In Morris, Minn., the university has begun heating campus buildings by gasifying biomass to replace natural gas. The $8.9 million project, partly financed with state bonds, also is used in research.

"We are trying to reduce our carbon footprint," said Michael Vangstad, the campus maintenance and operations supervisor. "We have a wind tower that produces electricity along with this biomass [gasifier]."

The university buys corncobs under a contract tied to the price of natural gas, said Lowell Rasmussen, vice chancellor for finance and facilities. If biomass gets too expensive "we move right back to natural gas," he said.

Natural gas prices may not stay low. Last week, the U.S. Energy Department projected that gas prices could rise 54 percent by 2018 if liquefied natural gas becomes a major export commodity.

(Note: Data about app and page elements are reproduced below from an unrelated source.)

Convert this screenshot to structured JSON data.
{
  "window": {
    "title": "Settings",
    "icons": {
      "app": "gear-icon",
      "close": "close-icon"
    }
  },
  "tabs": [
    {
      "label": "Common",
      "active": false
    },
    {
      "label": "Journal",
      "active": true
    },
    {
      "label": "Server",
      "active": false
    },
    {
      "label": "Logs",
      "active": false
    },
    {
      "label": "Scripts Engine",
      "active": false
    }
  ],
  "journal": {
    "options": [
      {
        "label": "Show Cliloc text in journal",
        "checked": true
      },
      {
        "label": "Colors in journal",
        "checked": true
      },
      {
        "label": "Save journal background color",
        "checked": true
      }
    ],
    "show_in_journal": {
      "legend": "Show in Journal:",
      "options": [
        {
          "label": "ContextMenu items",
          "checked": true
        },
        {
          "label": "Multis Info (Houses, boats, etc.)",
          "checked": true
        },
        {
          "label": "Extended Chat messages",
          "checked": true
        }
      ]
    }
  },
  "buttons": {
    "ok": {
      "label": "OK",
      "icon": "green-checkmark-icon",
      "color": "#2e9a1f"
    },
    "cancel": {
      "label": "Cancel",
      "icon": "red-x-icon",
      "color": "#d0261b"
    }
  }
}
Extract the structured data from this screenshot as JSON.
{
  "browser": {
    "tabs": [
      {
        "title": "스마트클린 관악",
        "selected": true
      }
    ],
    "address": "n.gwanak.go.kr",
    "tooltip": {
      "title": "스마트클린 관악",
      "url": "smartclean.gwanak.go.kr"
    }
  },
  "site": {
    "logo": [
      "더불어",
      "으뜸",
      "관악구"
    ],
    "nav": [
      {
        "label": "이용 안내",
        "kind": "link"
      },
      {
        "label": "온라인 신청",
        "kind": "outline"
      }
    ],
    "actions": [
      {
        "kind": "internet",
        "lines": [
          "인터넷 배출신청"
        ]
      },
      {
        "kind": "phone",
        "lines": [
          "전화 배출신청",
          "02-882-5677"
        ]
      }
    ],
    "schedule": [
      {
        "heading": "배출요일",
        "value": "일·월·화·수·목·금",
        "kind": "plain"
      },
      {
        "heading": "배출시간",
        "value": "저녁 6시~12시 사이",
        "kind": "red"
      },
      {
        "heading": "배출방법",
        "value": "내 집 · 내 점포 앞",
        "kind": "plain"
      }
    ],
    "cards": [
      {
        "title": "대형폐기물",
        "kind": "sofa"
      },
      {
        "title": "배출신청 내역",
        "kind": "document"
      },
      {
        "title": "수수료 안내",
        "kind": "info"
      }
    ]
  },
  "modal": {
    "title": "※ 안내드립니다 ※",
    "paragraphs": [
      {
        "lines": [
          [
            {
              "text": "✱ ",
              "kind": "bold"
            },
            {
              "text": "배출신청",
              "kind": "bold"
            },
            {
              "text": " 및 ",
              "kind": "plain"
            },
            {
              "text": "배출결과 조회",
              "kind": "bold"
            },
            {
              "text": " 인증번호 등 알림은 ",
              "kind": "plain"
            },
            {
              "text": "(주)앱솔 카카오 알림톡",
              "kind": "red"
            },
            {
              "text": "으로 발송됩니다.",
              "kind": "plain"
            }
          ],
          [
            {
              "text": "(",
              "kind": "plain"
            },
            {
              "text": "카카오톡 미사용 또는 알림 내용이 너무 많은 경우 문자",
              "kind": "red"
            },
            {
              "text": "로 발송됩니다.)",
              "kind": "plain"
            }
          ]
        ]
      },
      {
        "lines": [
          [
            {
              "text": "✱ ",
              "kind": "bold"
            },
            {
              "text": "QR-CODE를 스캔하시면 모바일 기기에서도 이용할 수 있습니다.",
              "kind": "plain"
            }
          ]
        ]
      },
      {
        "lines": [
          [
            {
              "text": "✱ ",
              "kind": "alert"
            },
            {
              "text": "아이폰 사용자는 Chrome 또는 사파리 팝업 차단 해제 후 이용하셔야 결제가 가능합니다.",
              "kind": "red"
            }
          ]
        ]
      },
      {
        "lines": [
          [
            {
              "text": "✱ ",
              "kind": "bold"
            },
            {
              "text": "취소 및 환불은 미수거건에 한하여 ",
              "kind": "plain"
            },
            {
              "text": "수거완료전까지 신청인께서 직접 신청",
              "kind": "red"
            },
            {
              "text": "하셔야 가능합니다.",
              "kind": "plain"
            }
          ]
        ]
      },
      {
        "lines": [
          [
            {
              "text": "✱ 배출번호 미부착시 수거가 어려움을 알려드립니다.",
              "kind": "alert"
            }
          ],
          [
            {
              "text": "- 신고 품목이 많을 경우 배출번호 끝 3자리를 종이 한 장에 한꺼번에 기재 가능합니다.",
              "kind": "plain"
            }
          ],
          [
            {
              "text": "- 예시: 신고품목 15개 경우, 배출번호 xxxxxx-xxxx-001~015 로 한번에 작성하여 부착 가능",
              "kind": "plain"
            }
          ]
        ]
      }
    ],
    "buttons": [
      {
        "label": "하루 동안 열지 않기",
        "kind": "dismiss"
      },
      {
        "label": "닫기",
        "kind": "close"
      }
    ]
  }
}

Challenge and opportunity

Using biomass for energy always has posed challenges because the moisture and density of plant material varies, and handling and shipping it boosts the cost, industry officials say.

Two biomass energy projects that received $600,000 in grants -- at a seed company in Williams, Minn., and at an ethanol plant in Little Falls -- are not operating because of technical problems.

Mike Burns, senior vice president of operations for Evergreen Energy, the for-profit subsidiary of District Energy St. Paul, said its boiler burns biomass, mostly wood chips from urban tree trimmers, at about the same cost as natural gas. That's because the venture has the infrastructure and know-how to collect and burn it, he said. The energy heats downtown buildings and generates power.

"If someone has got natural gas infrastructure and is looking to justify making a capital investment in starting to burn an alternative fuel, that's a tough one in this environment," Burns said.

Yet some biomass projects still are being pursued.

In Minnesota's Arrowhead region, the cities of Ely and Grand Marais are studying wood-burning district heating, though decisions are about a year away. Neither city is served by natural gas pipelines, so biomass potentially is a competitive option.

Other efforts focus on converting agricultural wastes like manure or cheese whey into renewable natural gas using bacteria and a process called anaerobic digestion. In Le Sueur, a municipal power wholesaler plans to build a $30 million power plant that relies on this technology. Two byproducts, fertilizer and solid fuel, will add value to the venture, said Kelsey Dahlen, project director for Avant Energy of Minneapolis.

"You produce not only a biogas that has valuable use, but you are recapturing a lot of soil nutrients," said Dan O'Neill, a senior vice president at Northland Securities in Minneapolis, which is helping to finance anaerobic digesters in Renville, Minn., and elsewhere.

At least for now, the economics of biomass as an energy source have changed.

"There are still some opportunities," said Dean Current, program director for the Center for Integrated Natural Resources and Agricultural Management at the U's St. Paul campus. "But definitely not as many as there used to be."

David Shaffer • 612-673-7090